“I was thinking, ‘Why have I never seen anything like that?’” Ms. Fabijanska said. “Or, if this wasn’t shown, maybe there are other artworks that were not shown, that we don’t know.”
As Ms. Thea acknowledges in the catalog for “The Un-Heroic Act,” times have changed. Rape appears more frequently in culture, but often it is treated as a graphic plot point (think “Game of Thrones”) or as some kind of precursor to romance, rather than a subject worth considering on its own.
The feminist writer Susan Brownmiller labeled this phenomenon “heroic rape,” a term Ms. Fabijanska’s title upends. In art history, men made paintings of mythical and biblical rapes — of Europa and the Sabines, for example — that glorified and aestheticized sexual violence, with the women shown as nude, erotic objects, sometimes coy and smiling.
By contrast, women are the authors and subjects in “The Un-Heroic Act,” and their treatment of rape focuses on effects and feelings rather than flesh. The artists “are trying to show the complexity of what happens with the human psyche after such an act, rather than present the drastic scene,” Ms. Fabijanska said. In this way, they’re direct descendants of Gentileschi, who is represented in the exhibition by Kathleen Gilje’s fictional underpainting that maps her interpretation of the Baroque artist’s rape experience onto Gentileschi’s 1610 rendering of “Susanna and the Elders,” which depicts a naked, distressed Susanna trying to deflect two whispering, leering men.
The show does contain some of the elements we’ve come to associate with the topic: blood and nudity, notably in Ana Mendieta’s reenacted “Rape Scene” (1973); and testimony, as in the text accompanying Jennifer Karady’s dreamlike photograph of a female soldier who was raped in the United States military and Bang Geul Han’s mesmerizing animation of survivors’ tweets after the release of the infamous Donald Trump “Access Hollywood” tape.
But there’s also, surprisingly, abstraction.

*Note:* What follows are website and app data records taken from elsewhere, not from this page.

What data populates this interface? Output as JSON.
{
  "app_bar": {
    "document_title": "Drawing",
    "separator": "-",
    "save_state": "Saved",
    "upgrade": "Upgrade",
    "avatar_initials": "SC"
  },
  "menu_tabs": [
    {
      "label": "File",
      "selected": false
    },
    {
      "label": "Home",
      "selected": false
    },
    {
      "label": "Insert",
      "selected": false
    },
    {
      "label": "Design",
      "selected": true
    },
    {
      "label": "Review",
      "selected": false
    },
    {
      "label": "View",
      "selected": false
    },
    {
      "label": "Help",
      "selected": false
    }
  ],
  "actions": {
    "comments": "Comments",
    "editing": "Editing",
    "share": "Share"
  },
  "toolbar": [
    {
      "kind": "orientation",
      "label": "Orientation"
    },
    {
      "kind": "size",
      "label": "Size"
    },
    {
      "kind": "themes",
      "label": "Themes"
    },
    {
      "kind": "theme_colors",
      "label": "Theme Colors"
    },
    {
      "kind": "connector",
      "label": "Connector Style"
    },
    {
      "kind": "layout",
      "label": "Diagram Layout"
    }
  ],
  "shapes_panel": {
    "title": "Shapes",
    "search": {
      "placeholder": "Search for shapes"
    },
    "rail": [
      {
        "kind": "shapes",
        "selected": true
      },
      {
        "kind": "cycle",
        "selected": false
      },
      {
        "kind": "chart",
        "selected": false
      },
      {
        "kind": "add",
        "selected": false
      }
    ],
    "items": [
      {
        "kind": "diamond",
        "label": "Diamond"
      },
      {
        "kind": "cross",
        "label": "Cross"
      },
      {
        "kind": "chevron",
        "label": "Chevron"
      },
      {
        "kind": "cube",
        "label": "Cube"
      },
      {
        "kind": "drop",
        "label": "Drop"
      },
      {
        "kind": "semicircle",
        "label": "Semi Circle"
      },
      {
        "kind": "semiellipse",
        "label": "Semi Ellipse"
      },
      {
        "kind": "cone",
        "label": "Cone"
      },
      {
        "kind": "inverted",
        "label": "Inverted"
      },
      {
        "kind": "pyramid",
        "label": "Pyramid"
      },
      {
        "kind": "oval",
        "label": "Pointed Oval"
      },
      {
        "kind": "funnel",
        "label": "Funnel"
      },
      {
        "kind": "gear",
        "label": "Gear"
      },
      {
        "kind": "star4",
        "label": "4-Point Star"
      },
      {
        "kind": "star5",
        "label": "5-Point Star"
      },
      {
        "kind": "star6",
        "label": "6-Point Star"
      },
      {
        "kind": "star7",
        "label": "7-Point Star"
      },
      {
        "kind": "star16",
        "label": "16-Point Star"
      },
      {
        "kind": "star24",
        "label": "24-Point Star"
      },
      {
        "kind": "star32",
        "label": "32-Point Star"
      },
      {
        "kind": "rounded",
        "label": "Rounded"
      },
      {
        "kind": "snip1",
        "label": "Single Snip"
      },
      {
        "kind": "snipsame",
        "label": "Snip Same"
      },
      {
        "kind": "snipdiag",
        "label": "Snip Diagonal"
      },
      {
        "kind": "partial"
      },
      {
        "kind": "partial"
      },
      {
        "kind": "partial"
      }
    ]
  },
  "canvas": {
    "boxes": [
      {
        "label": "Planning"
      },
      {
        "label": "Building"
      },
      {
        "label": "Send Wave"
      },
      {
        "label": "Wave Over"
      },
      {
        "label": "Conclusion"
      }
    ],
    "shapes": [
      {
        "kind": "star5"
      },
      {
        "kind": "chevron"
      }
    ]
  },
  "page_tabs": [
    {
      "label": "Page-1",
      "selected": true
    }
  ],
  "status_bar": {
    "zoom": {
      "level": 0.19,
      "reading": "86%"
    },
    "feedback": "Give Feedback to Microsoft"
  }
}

Sonya Kelliher-Combs’s “Guarded Secrets” (2015) is a collection of cell-like sculptures made from sheep rawhide and porcupine quills that look both delicate and threatening. Senga Nengudi’s “R.S.V.P. Revisited — Underwire” (1977/2004) tacitly suggests violence by twisting stuffed pantyhose into circles and pulling them through metal coils to form breastlike bulges.
Even when the works focus on the artist-survivors and their stories, the approach is markedly different from the spectacle of watching a woman testify in public. In the unnerving video “Electronic Diary Part III: First Person Plural” (1988), Lynn Hershman Leeson confronts her childhood abuse through the use of metaphors and psychoanalysis, and by whispering, repeatedly, that she was told never to talk about it.
In Ms. Ramos-Chapman’s film “And Nothing Happened” (2016), which is just as unsettling, the rape is discussed only briefly and clinically, as one more moment that makes up the quotidian aftermath of survival: A disembodied bureaucratic voice offers to assist the subject (played by Ms. Ramos-Chapman) by paying medical and counseling bills. Meanwhile, a mother’s touch feels like an intrusion.
“The Un-Heroic Act,” in its nuanced way, reflects a world in which sexual violence is simultaneously traumatic and ubiquitous, singular yet commonplace. It demonstrates what art can do so uniquely: move beyond the negotiation of facts to an embrace of deeper truths, and new conversations about them.